Huh? Sam ol boy lives in Santa Fe. I’ve had bar chats with him, everyone has, and he’s our mascot for independence, accessibility, and still a flush hand of rugged classic looks. Like he should be Ralph Lauren‘s model, not Ralphie.
I figured the theater would be packed so I brought earplugs. I take my films too seriously, and refuse to be interrupted with slurping and munching. Into the first scene; my concentration was so acute I would have protested if anyone said a word. Beginning with the footage; unbelievable home-made movies and photographs. You will see Sam as a youngster on the ranch where he grew up in Central California, Sam leaving home and working his way through puberty. Then we see that chiseled frame of masculine sensitivity as a young playwright in Greenwich Village where you meet Johnny Dark. The dialog between the two men and the dramatization of their feelings about the collected letters they exchanged over a forty-year period is something beyond a reality show.
It is as honest and genuine a continuum of conversation between two men that you’ve ever witnessed. The subjects: their father’s, destiny, fate, women, writing, dogs, tragedy, and loss. Just to name a few. So if you wrap the cinematography around the humor, philosophy and ending that left me in tears, you have a masterpiece of film for the audience.
Yes, there is a dusting of emotions on Jessica Lange.
I walked away feeling as if my life had not even begun. So much life squeezed into one man lead me to question my limits on adventuring.

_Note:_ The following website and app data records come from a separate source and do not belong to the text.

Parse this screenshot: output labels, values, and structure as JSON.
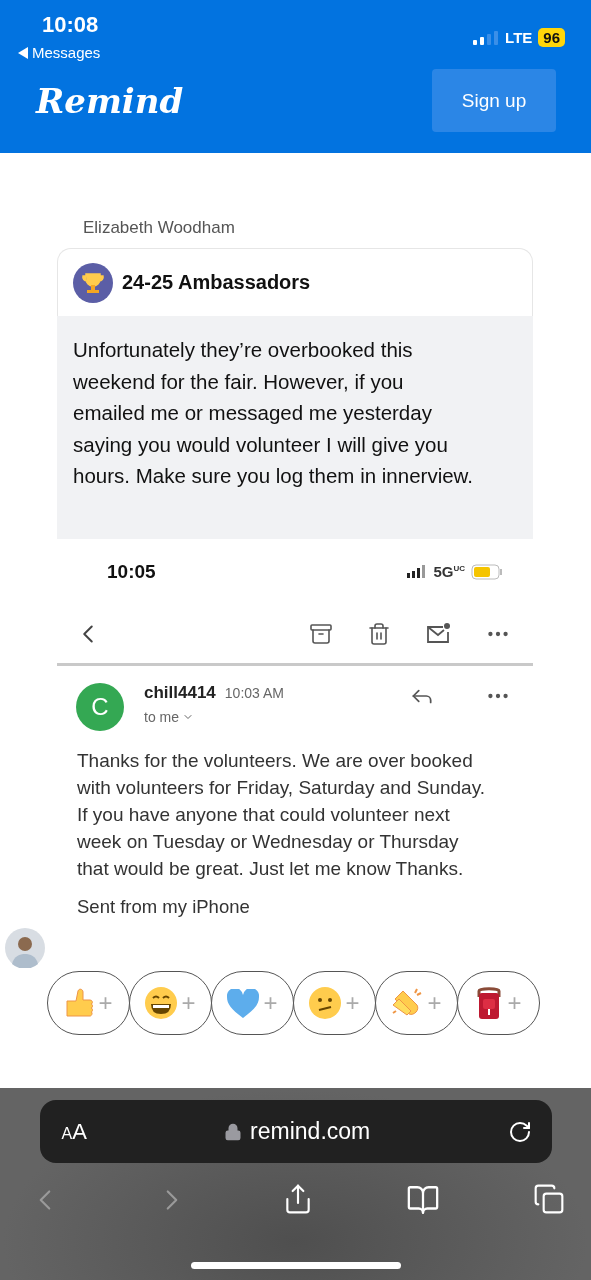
{
  "status_bar": {
    "time": "10:08",
    "back_label": "Messages",
    "network": "LTE",
    "battery": "96"
  },
  "header": {
    "logo": "Remind",
    "button": "Sign up"
  },
  "message": {
    "sender": "Elizabeth Woodham",
    "group": "24-25 Ambassadors",
    "text": "Unfortunately they’re overbooked this weekend for the fair. However, if you emailed me or messaged me yesterday saying you would volunteer I will give you hours. Make sure you log them in innerview."
  },
  "attachment": {
    "time": "10:05",
    "network": "5G",
    "network_mark": "UC",
    "email": {
      "avatar_letter": "C",
      "sender": "chill4414",
      "time": "10:03 AM",
      "recipient": "to me",
      "body": "Thanks for the volunteers. We are over booked with volunteers for Friday, Saturday and Sunday. If you have anyone that could volunteer next week on Tuesday or Wednesday or Thursday that would be great. Just let me know  Thanks.",
      "signature": "Sent from my iPhone"
    }
  },
  "reactions": [
    {
      "kind": "thumbs-up",
      "add": "+"
    },
    {
      "kind": "grin",
      "add": "+"
    },
    {
      "kind": "heart",
      "add": "+"
    },
    {
      "kind": "confused",
      "add": "+"
    },
    {
      "kind": "clap",
      "add": "+"
    },
    {
      "kind": "backpack",
      "add": "+"
    }
  ],
  "browser": {
    "text_size": "AA",
    "url": "remind.com"
  }
}
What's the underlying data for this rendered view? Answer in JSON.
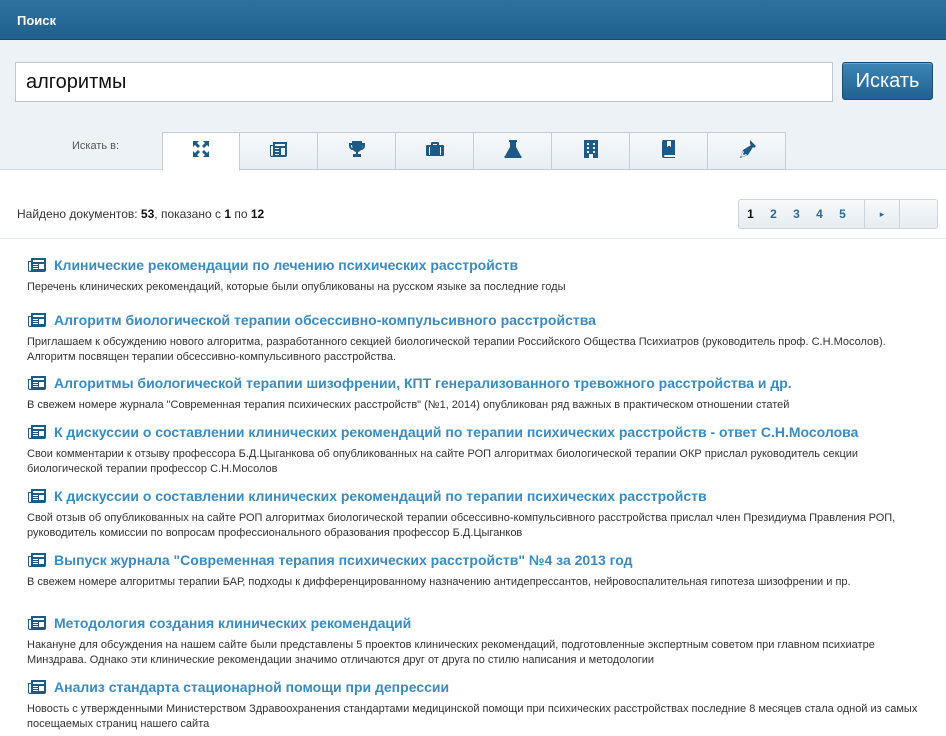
{
  "header": {
    "title": "Поиск"
  },
  "search": {
    "value": "алгоритмы",
    "button_label": "Искать",
    "search_in_label": "Искать в:"
  },
  "tabs": [
    {
      "icon": "expand-arrows-icon",
      "active": true
    },
    {
      "icon": "newspaper-icon",
      "active": false
    },
    {
      "icon": "trophy-icon",
      "active": false
    },
    {
      "icon": "briefcase-icon",
      "active": false
    },
    {
      "icon": "flask-icon",
      "active": false
    },
    {
      "icon": "building-icon",
      "active": false
    },
    {
      "icon": "book-icon",
      "active": false
    },
    {
      "icon": "pen-nib-icon",
      "active": false
    }
  ],
  "results_info": {
    "prefix": "Найдено документов:",
    "total": "53",
    "shown_prefix": ", показано с",
    "from": "1",
    "to_word": "по",
    "to": "12"
  },
  "pagination": {
    "pages": [
      "1",
      "2",
      "3",
      "4",
      "5"
    ],
    "current": "1",
    "next": "▸"
  },
  "results": [
    {
      "title": "Клинические рекомендации по лечению психических расстройств",
      "snippet": "Перечень клинических рекомендаций, которые были опубликованы на русском языке за последние годы"
    },
    {
      "title": "Алгоритм биологической терапии обсессивно-компульсивного расстройства",
      "snippet": "Приглашаем к обсуждению нового алгоритма, разработанного секцией биологической терапии Российского Общества Психиатров (руководитель проф. С.Н.Мосолов). Алгоритм посвящен терапии обсессивно-компульсивного расстройства."
    },
    {
      "title": "Алгоритмы биологической терапии шизофрении, КПТ генерализованного тревожного расстройства и др.",
      "snippet": "В свежем номере журнала \"Современная терапия психических расстройств\" (№1, 2014) опубликован ряд важных в практическом отношении статей"
    },
    {
      "title": "К дискуссии о составлении клинических рекомендаций по терапии психических расстройств - ответ С.Н.Мосолова",
      "snippet": "Свои комментарии к отзыву профессора Б.Д.Цыганкова об опубликованных на сайте РОП алгоритмах биологической терапии ОКР прислал руководитель секции биологической терапии профессор С.Н.Мосолов"
    },
    {
      "title": "К дискуссии о составлении клинических рекомендаций по терапии психических расстройств",
      "snippet": "Свой отзыв об опубликованных на сайте РОП алгоритмах биологической терапии обсессивно-компульсивного расстройства прислал член Президиума Правления РОП, руководитель комиссии по вопросам профессионального образования профессор Б.Д.Цыганков"
    },
    {
      "title": "Выпуск журнала \"Современная терапия психических расстройств\" №4 за 2013 год",
      "snippet": "В свежем номере алгоритмы терапии БАР, подходы к дифференцированному назначению антидепрессантов, нейровоспалительная гипотеза шизофрении и пр."
    },
    {
      "title": "Методология создания клинических рекомендаций",
      "snippet": "Накануне для обсуждения на нашем сайте были представлены 5 проектов клинических рекомендаций, подготовленные экспертным советом при главном психиатре Минздрава. Однако эти клинические рекомендации значимо отличаются друг от друга по стилю написания и методологии"
    },
    {
      "title": "Анализ стандарта стационарной помощи при депрессии",
      "snippet": "Новость с утвержденными Министерством Здравоохранения стандартами медицинской помощи при психических расстройствах последние 8 месяцев стала одной из самых посещаемых страниц нашего сайта"
    }
  ]
}
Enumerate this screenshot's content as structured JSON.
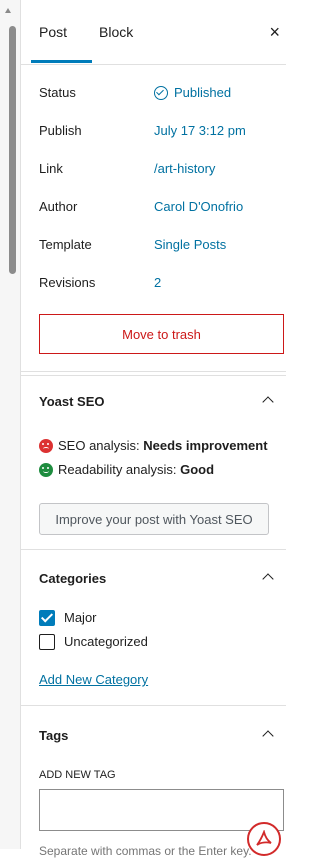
{
  "tabs": {
    "post": "Post",
    "block": "Block",
    "close": "×"
  },
  "summary": {
    "status_label": "Status",
    "status_value": "Published",
    "publish_label": "Publish",
    "publish_value": "July 17 3:12 pm",
    "link_label": "Link",
    "link_value": "/art-history",
    "author_label": "Author",
    "author_value": "Carol D'Onofrio",
    "template_label": "Template",
    "template_value": "Single Posts",
    "revisions_label": "Revisions",
    "revisions_value": "2",
    "trash_label": "Move to trash"
  },
  "yoast": {
    "title": "Yoast SEO",
    "seo_prefix": "SEO analysis: ",
    "seo_value": "Needs improvement",
    "read_prefix": "Readability analysis: ",
    "read_value": "Good",
    "button": "Improve your post with Yoast SEO"
  },
  "categories": {
    "title": "Categories",
    "items": [
      {
        "label": "Major",
        "checked": true
      },
      {
        "label": "Uncategorized",
        "checked": false
      }
    ],
    "add_link": "Add New Category"
  },
  "tags": {
    "title": "Tags",
    "add_label": "ADD NEW TAG",
    "help": "Separate with commas or the Enter key."
  },
  "colors": {
    "accent": "#007cba",
    "link": "#0071a1",
    "danger": "#cc1818"
  }
}
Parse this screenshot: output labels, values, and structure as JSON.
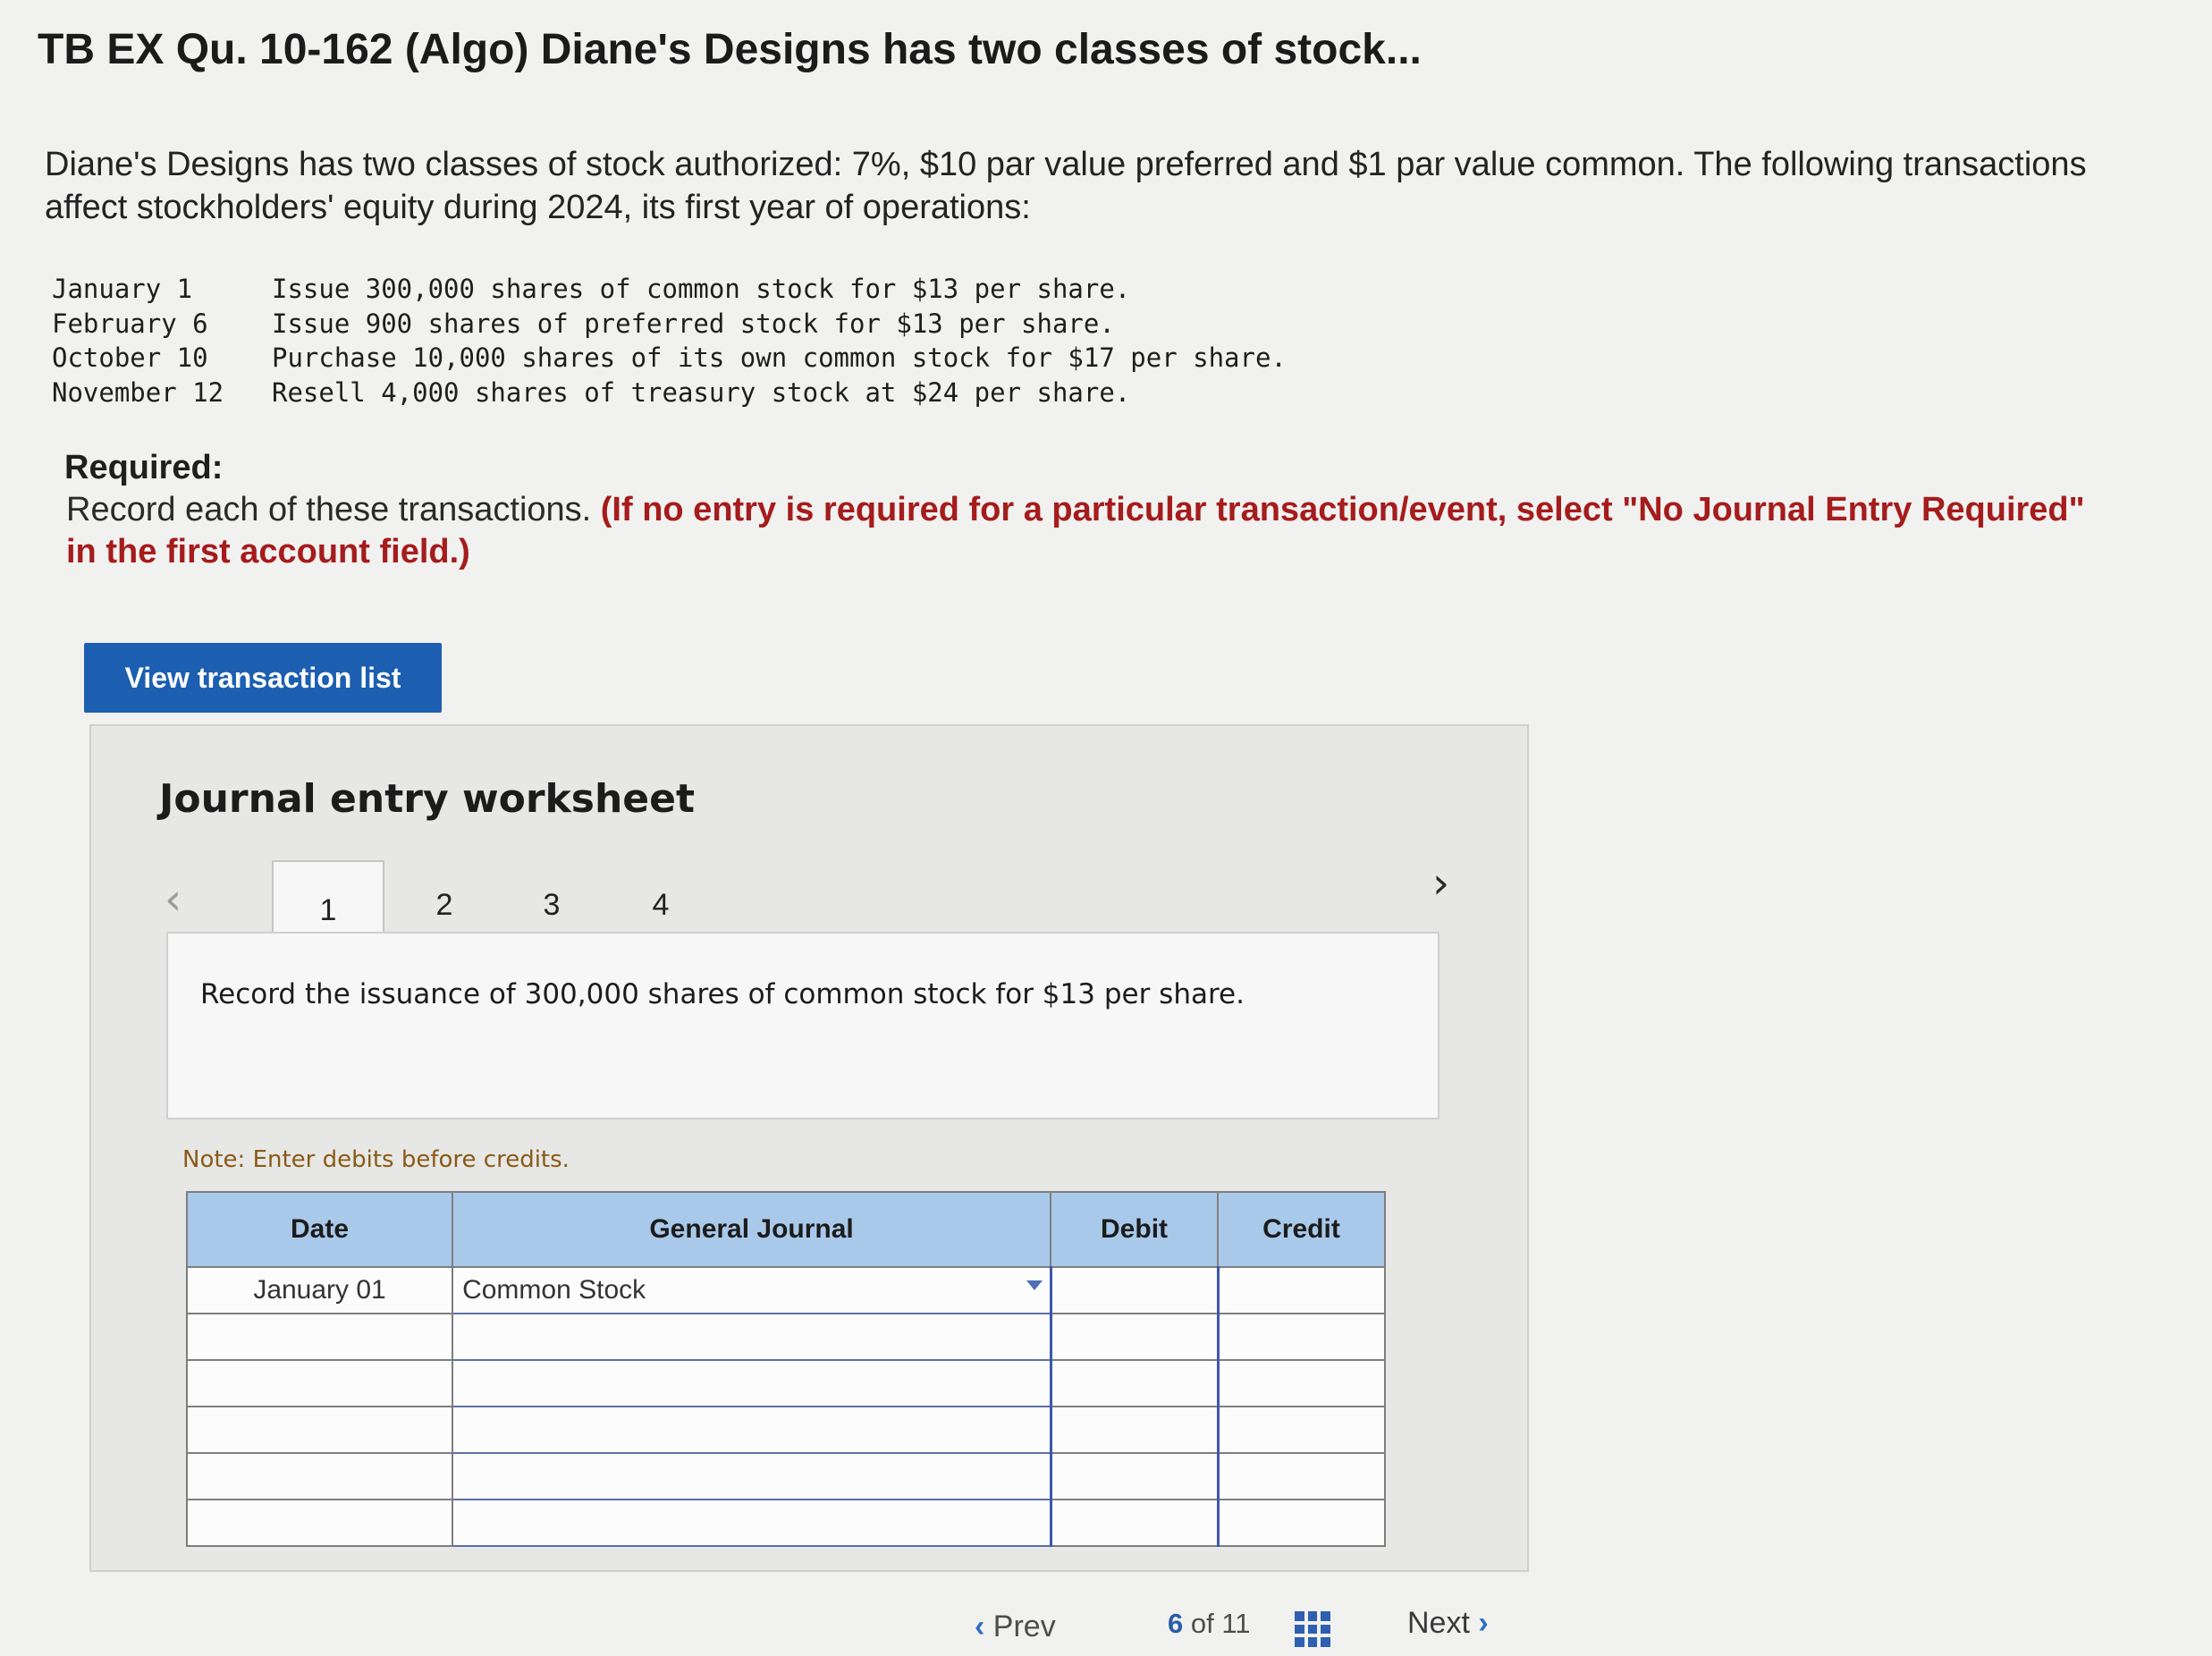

Several lines I recall in particular, to paraphrase Sam;
We can change our lives, our work, our wardrobes, our women, but we never really change. Our essence remains constant. I’ve always felt outside the whole thing, sometimes more than others. As a writer you have to be selfish with your time. I’m always moving, going on the road, I didn’t know that was how my life was going to turn out, but it did.
That kind of admission for a floundering but dedicated writer will last me a while. On documentaries; they don’t get enough attention. I hope this film tears that fence down and let’s the HONEST-REAL-BULLS come through.
2 thoughts on “SHEPARD & DARK”
Very good, so looking to seeing it – it’s on my Netflix list.
I don’t believe what I just read. Of any critique, on any film, play or documentary, that one was written by a person with extreme passion for the Arts. So well paraphrased and an incredibly in depth accounting, acknowledgement and understanding of the Film and the Actor. Great read and well written